On Easter Sunday morning we were blessed with twins, which almost cost my dear wife’s life. The twins were girls, one of them resembling the father and the other, the mother. My wife was bedridden for many weeks, suffering from kidney and spleen infection. The little ones demand much attention, and since the mother was unable to do so, I had to pay special attention to them and postpone much of my work. That is why I could not answer your letter sooner.
The twins, although they did not receive much nourishment from the mother, thrived exeptionally well. We were overjoyed over having two thriving infants in one bed. Several months after birth, we noticed that the older one, Augusta, did not keep up with her sister, Carolina. She had developed a fever, with constant vomiting and diarrhea, and in a short time her suffering came to an end.
Sooner than we had anticipated, the tender rose was broken, and we stood shocked and mourning over her little corpse. Under tears we were praising the Lord that He took the little lamb to himself in heaven. She passed away on Monday, August 17th, around nine o’clock in the morning. Before she died, we had hoped to receive a friendly smile from her little face, but in vain, although here beautiful blue eyes were always open.
Three days later we followed her casket for burial. Pastor Guenther from Saginaw had a very rousing and consoling sermon from Jeremiah chapter 31 verse 3: “I have loved thee with an everlasting love; therefore, with loving kindness have I drawn thee.”
Both father and mother are in need of mutual consolation. I think that I am getting carried away with my own sorrows, as well as joys. I would not have carried on so long if I wouldn’t know what a good-natured and kind person you are. You were blessed with a happy marriage also, until the Lord took your wife to Himself. I have many fond memories of dear Mrs. Loehe.
I cannot report too much about my colonies today. I am waiting for a chart that a local skillful German man has promised to sign. Hope that he keeps his word.
Thank you for sharing the interesting news concerning your family.
Our land over here is in a miserable condition due to the war. The North American states arrived at a point where all piety, devoutness and honesty are cast aside. Bribery, covetousness and greediness are running rampant. The political parties all try to rule the land and make money, even if the country would go down in destruction. Horrible times are ahead of us. May the Lord be merciful to His Church. Our hope is in Heaven.

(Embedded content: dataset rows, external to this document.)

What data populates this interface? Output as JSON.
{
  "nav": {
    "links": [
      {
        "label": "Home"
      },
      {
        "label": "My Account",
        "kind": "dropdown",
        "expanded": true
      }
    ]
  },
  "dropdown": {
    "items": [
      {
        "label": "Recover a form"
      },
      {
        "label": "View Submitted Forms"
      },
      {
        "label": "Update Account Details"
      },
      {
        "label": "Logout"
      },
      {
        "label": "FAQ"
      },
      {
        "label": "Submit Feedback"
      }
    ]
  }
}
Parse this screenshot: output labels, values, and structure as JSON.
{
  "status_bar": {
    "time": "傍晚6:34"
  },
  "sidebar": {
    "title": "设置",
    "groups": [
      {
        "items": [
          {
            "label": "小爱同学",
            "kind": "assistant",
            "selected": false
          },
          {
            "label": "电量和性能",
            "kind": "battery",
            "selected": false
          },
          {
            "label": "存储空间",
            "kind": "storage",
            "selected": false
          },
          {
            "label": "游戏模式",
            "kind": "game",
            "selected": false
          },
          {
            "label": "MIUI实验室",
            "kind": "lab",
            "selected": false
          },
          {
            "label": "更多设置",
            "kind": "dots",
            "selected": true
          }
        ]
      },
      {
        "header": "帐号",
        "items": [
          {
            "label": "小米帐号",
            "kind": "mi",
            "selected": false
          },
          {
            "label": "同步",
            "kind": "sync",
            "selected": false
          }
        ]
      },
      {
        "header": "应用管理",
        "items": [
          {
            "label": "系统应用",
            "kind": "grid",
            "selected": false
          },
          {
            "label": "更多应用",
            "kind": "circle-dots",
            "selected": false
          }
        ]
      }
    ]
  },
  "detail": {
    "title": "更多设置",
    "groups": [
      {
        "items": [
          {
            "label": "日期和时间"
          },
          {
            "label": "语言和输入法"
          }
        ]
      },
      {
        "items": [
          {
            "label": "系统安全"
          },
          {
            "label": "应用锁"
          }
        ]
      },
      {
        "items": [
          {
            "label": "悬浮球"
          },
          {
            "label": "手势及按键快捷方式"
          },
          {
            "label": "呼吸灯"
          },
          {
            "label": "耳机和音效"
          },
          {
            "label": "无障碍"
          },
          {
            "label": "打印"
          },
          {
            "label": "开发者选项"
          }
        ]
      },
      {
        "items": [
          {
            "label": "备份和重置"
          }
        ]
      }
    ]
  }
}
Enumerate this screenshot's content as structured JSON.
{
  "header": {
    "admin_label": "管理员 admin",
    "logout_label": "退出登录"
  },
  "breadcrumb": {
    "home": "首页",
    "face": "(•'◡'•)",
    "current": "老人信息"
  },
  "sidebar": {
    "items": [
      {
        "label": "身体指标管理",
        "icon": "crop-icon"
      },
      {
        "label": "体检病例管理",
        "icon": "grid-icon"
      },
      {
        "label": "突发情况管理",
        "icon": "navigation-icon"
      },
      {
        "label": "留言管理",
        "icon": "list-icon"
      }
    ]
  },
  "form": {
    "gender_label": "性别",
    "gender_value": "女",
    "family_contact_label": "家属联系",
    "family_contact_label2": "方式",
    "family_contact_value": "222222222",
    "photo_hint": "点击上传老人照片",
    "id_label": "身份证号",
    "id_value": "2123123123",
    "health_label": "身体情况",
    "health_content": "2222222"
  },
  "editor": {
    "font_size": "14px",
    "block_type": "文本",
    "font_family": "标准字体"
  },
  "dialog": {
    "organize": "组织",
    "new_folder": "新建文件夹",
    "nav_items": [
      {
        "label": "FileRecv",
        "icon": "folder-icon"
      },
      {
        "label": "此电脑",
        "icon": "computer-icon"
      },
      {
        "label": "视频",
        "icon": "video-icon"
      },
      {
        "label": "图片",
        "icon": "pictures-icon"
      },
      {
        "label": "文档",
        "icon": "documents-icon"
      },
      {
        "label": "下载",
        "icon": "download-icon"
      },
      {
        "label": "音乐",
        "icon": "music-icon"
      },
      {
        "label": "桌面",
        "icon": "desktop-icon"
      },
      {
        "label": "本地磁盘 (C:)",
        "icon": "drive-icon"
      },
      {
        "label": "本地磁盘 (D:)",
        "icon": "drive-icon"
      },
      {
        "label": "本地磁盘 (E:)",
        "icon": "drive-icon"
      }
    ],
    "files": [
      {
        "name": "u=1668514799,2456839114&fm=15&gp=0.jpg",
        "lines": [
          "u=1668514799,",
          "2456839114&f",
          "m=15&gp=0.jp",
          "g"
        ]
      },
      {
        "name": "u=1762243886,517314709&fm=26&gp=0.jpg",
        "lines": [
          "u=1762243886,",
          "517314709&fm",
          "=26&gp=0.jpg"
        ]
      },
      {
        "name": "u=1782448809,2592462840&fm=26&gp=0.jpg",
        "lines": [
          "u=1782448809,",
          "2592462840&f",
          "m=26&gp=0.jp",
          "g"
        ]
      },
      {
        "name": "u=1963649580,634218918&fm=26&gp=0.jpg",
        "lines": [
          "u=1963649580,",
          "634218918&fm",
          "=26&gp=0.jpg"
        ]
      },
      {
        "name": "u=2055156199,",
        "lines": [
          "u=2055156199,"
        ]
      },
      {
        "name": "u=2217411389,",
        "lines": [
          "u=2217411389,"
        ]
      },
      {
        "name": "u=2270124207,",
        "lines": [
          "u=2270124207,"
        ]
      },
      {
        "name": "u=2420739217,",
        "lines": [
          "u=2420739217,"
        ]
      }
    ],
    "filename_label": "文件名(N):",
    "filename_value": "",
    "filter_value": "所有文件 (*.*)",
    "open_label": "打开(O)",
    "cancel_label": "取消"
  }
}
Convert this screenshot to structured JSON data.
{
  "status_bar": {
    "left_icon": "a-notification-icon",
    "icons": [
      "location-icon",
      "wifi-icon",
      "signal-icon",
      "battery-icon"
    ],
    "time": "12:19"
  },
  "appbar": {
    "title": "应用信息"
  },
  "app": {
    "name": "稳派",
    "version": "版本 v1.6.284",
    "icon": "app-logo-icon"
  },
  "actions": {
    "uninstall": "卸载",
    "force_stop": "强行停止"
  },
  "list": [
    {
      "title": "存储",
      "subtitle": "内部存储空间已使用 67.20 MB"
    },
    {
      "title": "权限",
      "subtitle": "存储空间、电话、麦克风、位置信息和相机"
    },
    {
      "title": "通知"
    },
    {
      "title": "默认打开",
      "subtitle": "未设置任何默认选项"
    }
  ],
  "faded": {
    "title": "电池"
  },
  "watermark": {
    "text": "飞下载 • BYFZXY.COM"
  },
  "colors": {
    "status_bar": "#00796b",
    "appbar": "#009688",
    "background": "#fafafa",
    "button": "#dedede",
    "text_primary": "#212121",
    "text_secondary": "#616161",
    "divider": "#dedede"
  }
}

I have to come to a close with this letter. What shall I say to the remarks of the doctrinal differences that exist between us? You do not understand us, and we don’t understand you, who once preached the Lutheran doctrine so explicitly that we obtain salvation by grace and faith on our Lord Jesus Christ, now are ready through outlandish teachings to admit there is an alternative to salvation, and you submit yourself to these teachings. I cannot honor you as a brother in the faith any longer, without denying my own faith. The Lord give to you and me the true understanding as well as the true love to the Truth.**
* Money loaned to Rev. Sievers to buy land for settlements, which are to be repaid by the settlers.
** The last paragraph speaks the dissolution that began around 1853 between Rev. Sievers’ and Rev. Loehe regarding the interpretations of the Holy Scriptures and Lutherine doctrine.